Senate Republicans prefer focusing on fixing existing transportation systems, funding road, highway and other project improvements. They oppose any tax hikes to fund the bill, but Sen. Mitt Romney, R-Utah, said the package does propose the gas tax be indexed to rise at the rate of inflation. This was met with opposition from the White House, who said the effort was a nonstarter.
The president is seeking a bipartisan agreement to pass the bill, but is simultaneously instructing Democrats in control of the House and Senate to prepare to pass sections of the bill on their own using the budget reconciliation process that only requires 51 votes.
Realistically, the president and Democrats are preparing to go it alone if Republicans attempt to block the investments with the filibuster.
With 21 lawmakers backing the bipartisan proposal, theoretically, the Senate could reach the 60-vote threshold needed to advance the bill.

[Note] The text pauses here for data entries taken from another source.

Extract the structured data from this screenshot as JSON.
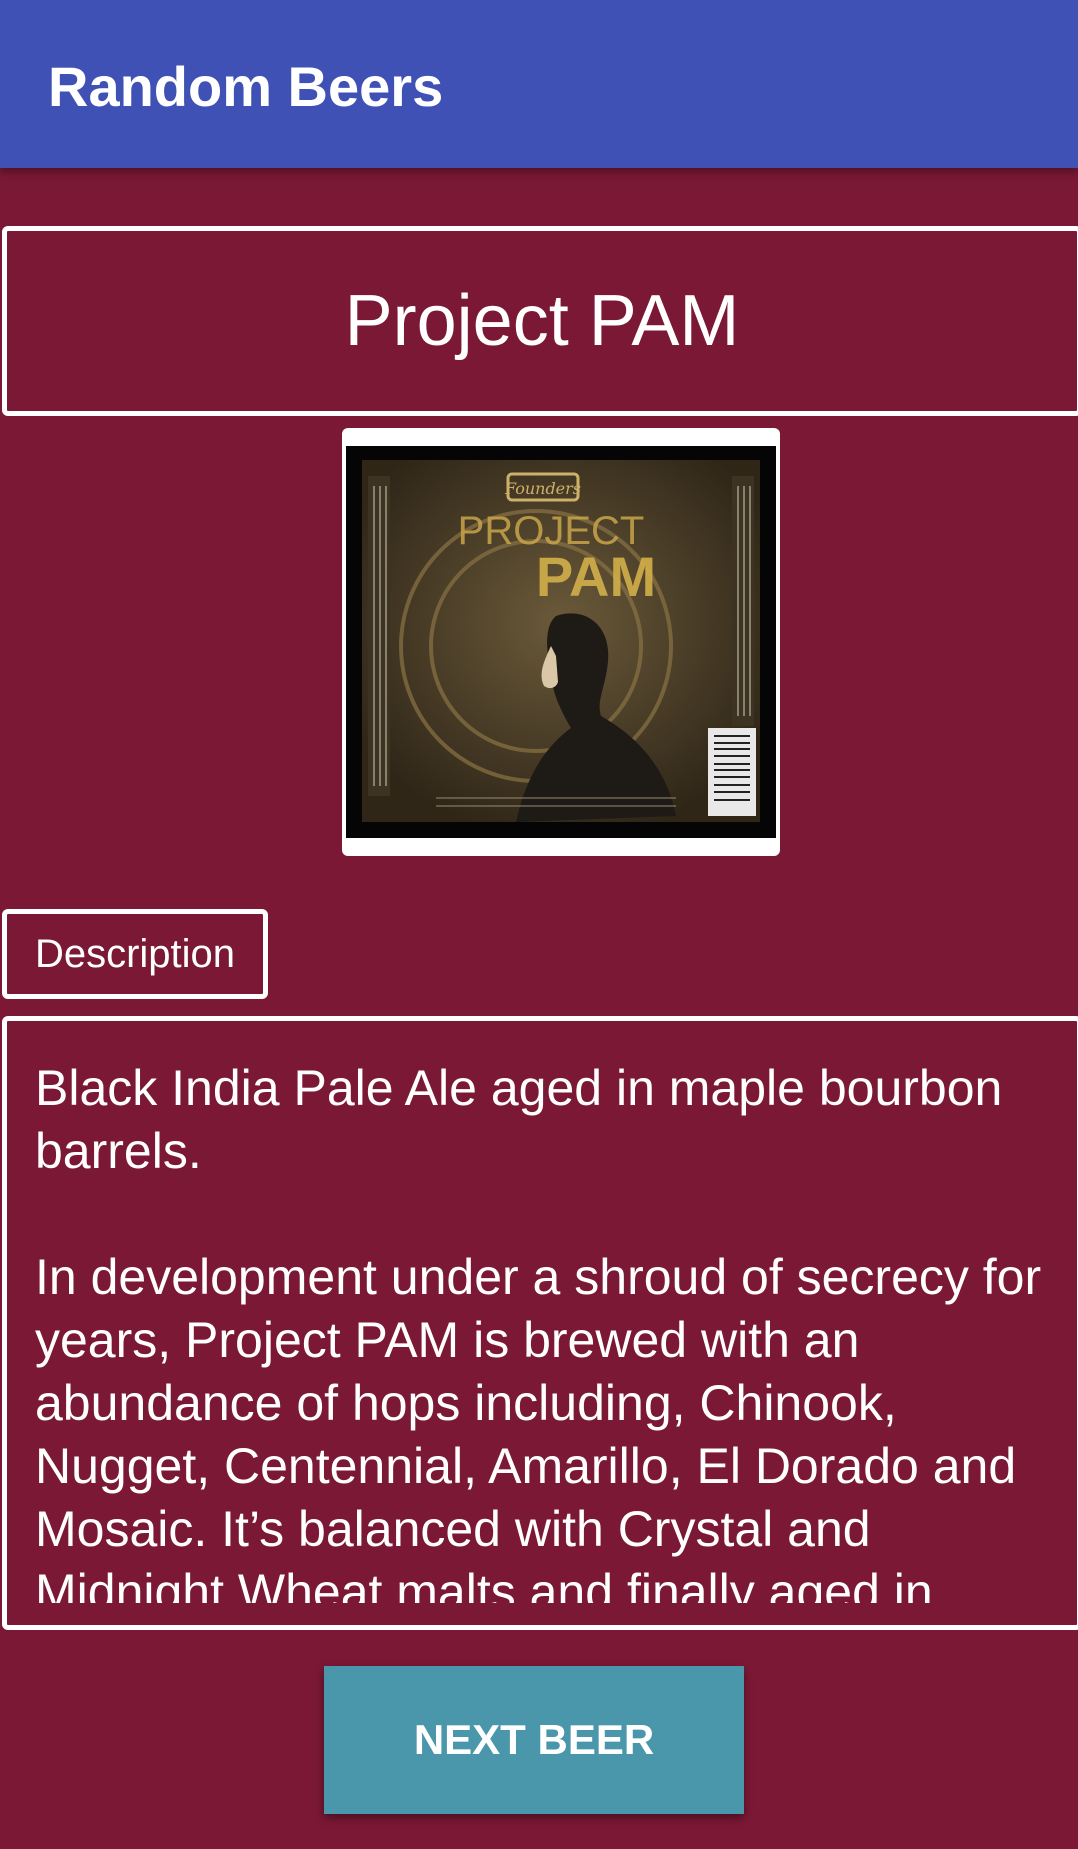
{
  "app_bar": {
    "title": "Random Beers",
    "color": "#3f51b5"
  },
  "theme": {
    "background": "#7b1835",
    "button_color": "#4a96ab"
  },
  "beer": {
    "name": "Project PAM",
    "image": {
      "label_lines": [
        "PROJECT",
        "PAM"
      ],
      "brand_mark": "Founders"
    }
  },
  "description": {
    "label": "Description",
    "text": "Black India Pale Ale aged in maple bourbon barrels.\n\nIn development under a shroud of secrecy for years, Project PAM is brewed with an abundance of hops including, Chinook, Nugget, Centennial, Amarillo, El Dorado and Mosaic. It’s balanced with Crystal and Midnight Wheat malts and finally aged in"
  },
  "actions": {
    "next_beer_label": "NEXT BEER"
  }
}
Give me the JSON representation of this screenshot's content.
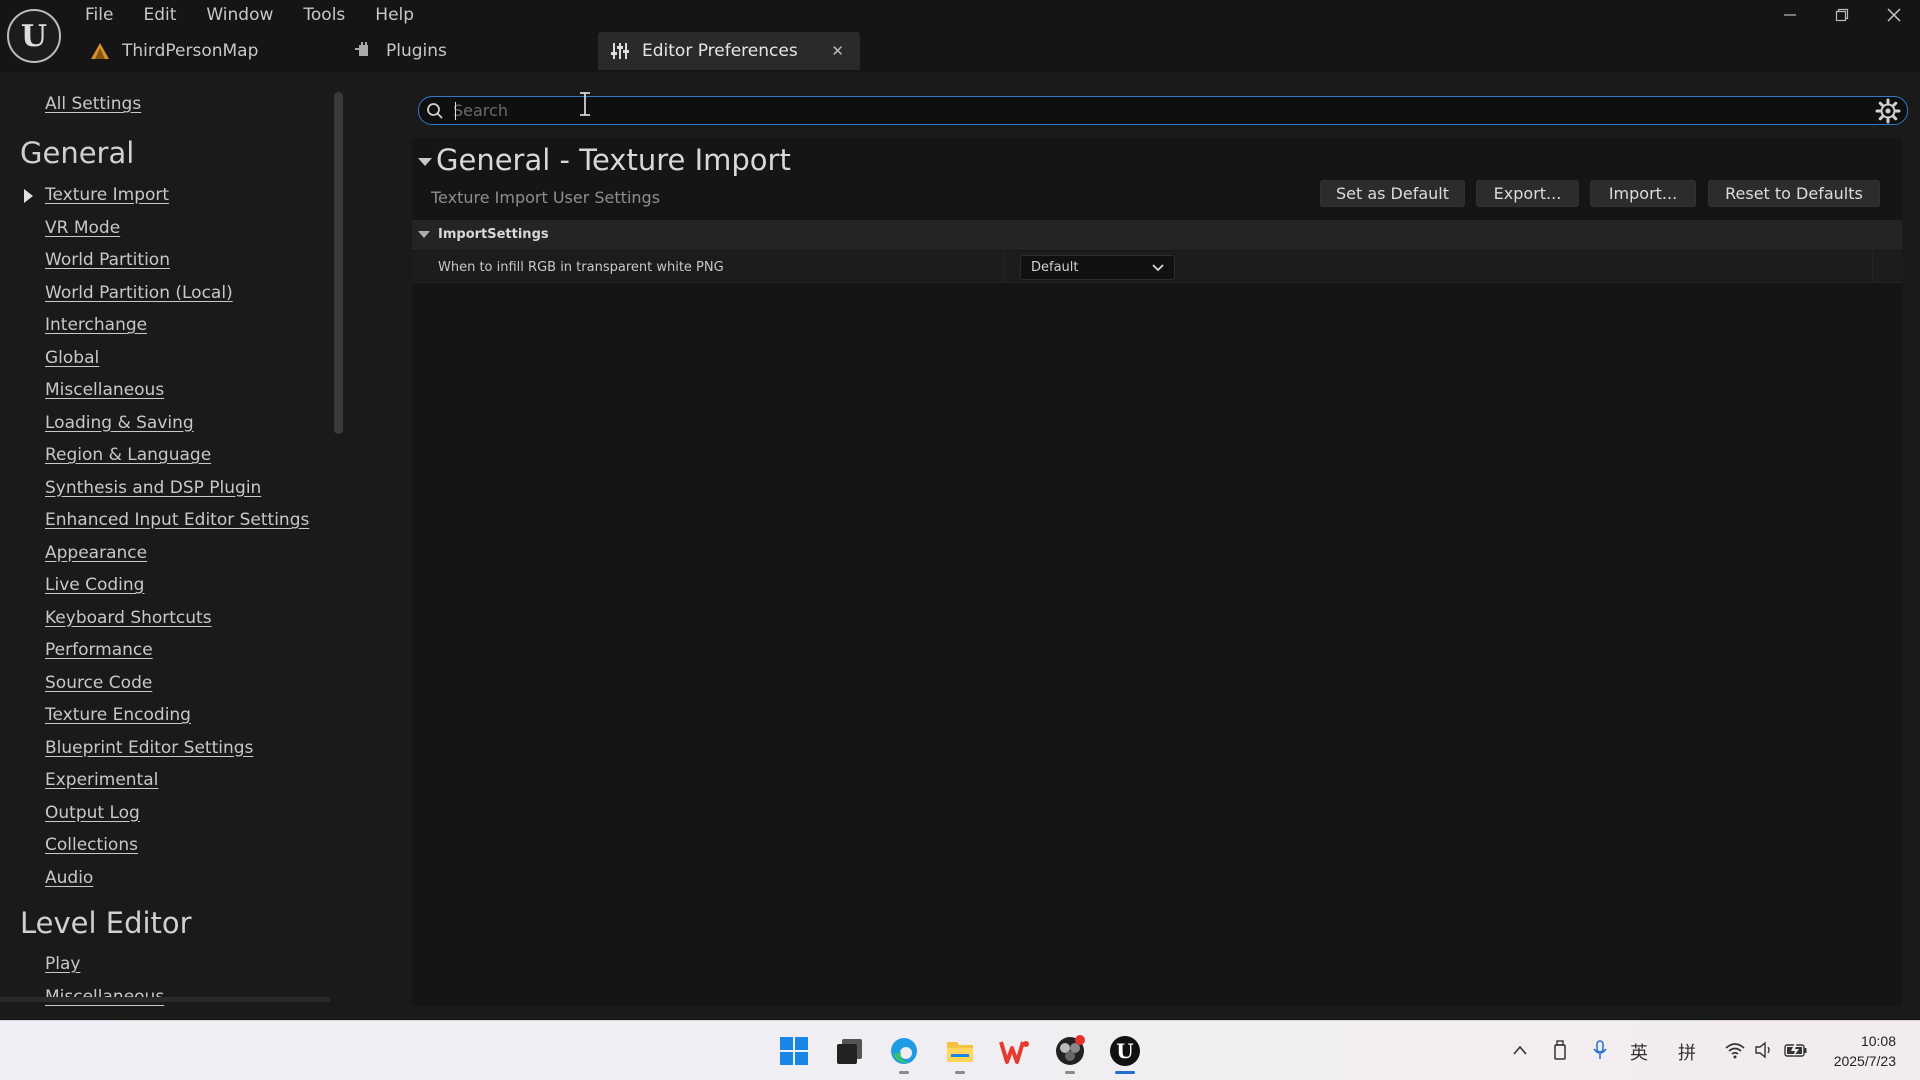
{
  "menu": [
    "File",
    "Edit",
    "Window",
    "Tools",
    "Help"
  ],
  "tabs": {
    "map": "ThirdPersonMap",
    "plugins": "Plugins",
    "prefs": "Editor Preferences"
  },
  "sidebar": {
    "all_settings": "All Settings",
    "general_header": "General",
    "general_items": [
      "Texture Import",
      "VR Mode",
      "World Partition",
      "World Partition (Local)",
      "Interchange",
      "Global",
      "Miscellaneous",
      "Loading & Saving",
      "Region & Language",
      "Synthesis and DSP Plugin",
      "Enhanced Input Editor Settings",
      "Appearance",
      "Live Coding",
      "Keyboard Shortcuts",
      "Performance",
      "Source Code",
      "Texture Encoding",
      "Blueprint Editor Settings",
      "Experimental",
      "Output Log",
      "Collections",
      "Audio"
    ],
    "level_editor_header": "Level Editor",
    "level_items": [
      "Play",
      "Miscellaneous"
    ]
  },
  "search": {
    "placeholder": "Search",
    "value": ""
  },
  "content": {
    "title": "General - Texture Import",
    "subtitle": "Texture Import User Settings",
    "buttons": {
      "set_default": "Set as Default",
      "export": "Export...",
      "import": "Import...",
      "reset": "Reset to Defaults"
    },
    "category": "ImportSettings",
    "property": {
      "label": "When to infill RGB in transparent white PNG",
      "value": "Default"
    }
  },
  "tray": {
    "lang1": "英",
    "lang2": "拼"
  },
  "clock": {
    "time": "10:08",
    "date": "2025/7/23"
  },
  "colors": {
    "accent": "#2f7cc4",
    "panel_bg": "#151515",
    "sidebar_bg": "#1a1a1a"
  }
}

“I’m still hoping we can put together the two bookends here,” the president said on Wednesday, according to national media reports.
Preliminary reports detail the $579 billion in new spending in the bipartisan proposal will include: $110 billion on roads and highways, $66 billion on passenger and freight rail and $48 billion on public transit, according to a Republican who requested anonymity to discuss the package, The Associated Press reported.
In addition, compromise was made on another $47 billion to go to resiliency efforts to fight climate change and money for electric vehicle charging stations.
The bipartisan group also wants to tap into $120 billion in unspent COVID-19 relief funds and $315 billion from the Paycheck Protection Program.
However, if Democrats choose to ignore the bipartisan proposal and start a process passing a majority of the package without Republican votes, initial votes could start in July.